Most of this outrage—by individuals, groups, and newspaper editorials—was expressed well before the police murder of George Floyd in Minneapolis.  For those who have not seen all the well-expressed outrage, OPAL’s latest newsletter has a list, including a petition. I have signed that petition (Don’t Hire a City Manager without an Open Process).

More to the point, I believe that the original outrage at the Mayor’s end-run around public process is nothing compared to the outrage that Evanston officials will hear on June 8, 2020, at the public rally sponsored by OPAL and at the City Council meeting. Should the Council still pursue this violation of public trust, after witnessing the new determination of U.S. voters to take ownership of our we-the-people sovereignty instead of fighting for citizen comment crumbs, the Council should be prepared for more voter activity, including phone calls, emails, ballot initiatives, call for resignations, protests, letters-to-the-editor, contested elections, and other political tools for peaceful but immediate change.

I am not the only person to notice that, with the still-ongoing protests after George Floyd’s killing, the U.S. seems to have turned a corner and is headed straight towards MORE democracy, not less. I, for one, am glad I have lived this long (69 years) to see not only the size and number of the protests, but the doubling down by protestors on non-violence and expressions of joy, even as Trump and other officials seek to fear-monger and militarize the protests. The protestors—especially young people—must be feeling the worldwide support as deep validation. They would be right.

On the other hand, here we are in Evanston still uncommitted to public process and real democracy regarding the search for a new city manager, even though we have known about this necessity for at least 10 months and even though voters have been clamoring for public input for all of those 10 months.

Despite the Mayor’s gaslighting rationalization about the impacts of the pandemic on a national search, the causes and impacts of the pandemic are directly related to a chronic, historical, national lack of real democracy. In fact, the national lack of democracy in the U.S. is directly related to the destruction of local economies, indigenous cultures, Earth’s ecology, and other self-governing structures worldwide—leading directly to this 2020 pandemic.

Dealing intelligently with these interlocking crises logically requires a leap forward to REAL democracy involving all of us for however long it takes, not the suspension of public process.  
The options I see for tomorrow night’s discussion on hiring a new city manager are:—Restore the process agreed upon at the Feb. 24, 2020 meeting.—Adopt a new process with even MORE opportunities for comprehensive input and direction from voters.

Hiring Ms. Storlie as the next city manager without the national search and the agreed-upon public input is not an option. In fact, I believe that the Mayor and Council have put Ms. Storlie in an awkward, no-win situation. On the other hand, if she agreed to this short-shrifting of public process, then she is definitely not the right City Manager for Evanston.
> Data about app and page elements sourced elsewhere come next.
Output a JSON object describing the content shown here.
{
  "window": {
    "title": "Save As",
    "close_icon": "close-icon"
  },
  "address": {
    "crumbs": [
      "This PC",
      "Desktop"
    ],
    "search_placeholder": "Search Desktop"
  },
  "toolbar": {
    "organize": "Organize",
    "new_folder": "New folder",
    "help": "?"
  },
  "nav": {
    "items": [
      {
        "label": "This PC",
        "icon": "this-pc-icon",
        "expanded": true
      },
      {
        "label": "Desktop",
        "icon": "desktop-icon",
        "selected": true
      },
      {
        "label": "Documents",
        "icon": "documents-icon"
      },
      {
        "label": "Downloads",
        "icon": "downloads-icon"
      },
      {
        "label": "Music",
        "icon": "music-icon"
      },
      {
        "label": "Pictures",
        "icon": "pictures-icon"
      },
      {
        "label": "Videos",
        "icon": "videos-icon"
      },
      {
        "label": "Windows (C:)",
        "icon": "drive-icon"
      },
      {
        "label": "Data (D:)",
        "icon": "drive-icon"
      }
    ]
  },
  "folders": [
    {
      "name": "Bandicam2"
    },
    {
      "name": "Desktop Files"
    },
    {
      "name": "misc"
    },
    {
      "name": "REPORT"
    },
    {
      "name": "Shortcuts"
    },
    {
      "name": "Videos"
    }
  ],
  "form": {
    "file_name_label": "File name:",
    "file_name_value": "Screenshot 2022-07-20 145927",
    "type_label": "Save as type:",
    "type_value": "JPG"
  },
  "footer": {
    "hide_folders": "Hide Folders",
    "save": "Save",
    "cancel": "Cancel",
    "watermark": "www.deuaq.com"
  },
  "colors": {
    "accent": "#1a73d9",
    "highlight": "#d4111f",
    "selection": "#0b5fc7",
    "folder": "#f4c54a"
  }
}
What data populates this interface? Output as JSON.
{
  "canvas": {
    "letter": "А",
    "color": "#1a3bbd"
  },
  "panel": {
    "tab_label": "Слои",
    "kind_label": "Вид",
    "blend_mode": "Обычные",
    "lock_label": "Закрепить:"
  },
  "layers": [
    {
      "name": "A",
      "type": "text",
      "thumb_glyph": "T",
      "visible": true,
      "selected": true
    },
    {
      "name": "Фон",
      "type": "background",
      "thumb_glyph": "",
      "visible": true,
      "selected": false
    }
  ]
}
Like the U.S. as a whole, like humanity as a whole, like the Earth’s climate, Evanston is at its own watershed moment. The question that Evanston voters are asking the Mayor and the City Council is, Which side are you on? More democracy or less democracy? Real democracy or no democracy?

2. Real democracy for Evanston voters: New protocols, structures, & concepts
For the last 15 years, I have been organizing and strategizing about real democracy in the U.S.—at the municipal level (Evanston), county level (Cook), state level (Illinois), Midwest, and national levels.

At the right time and place, I would be happy to share my experience and research with Evanston voters and officials.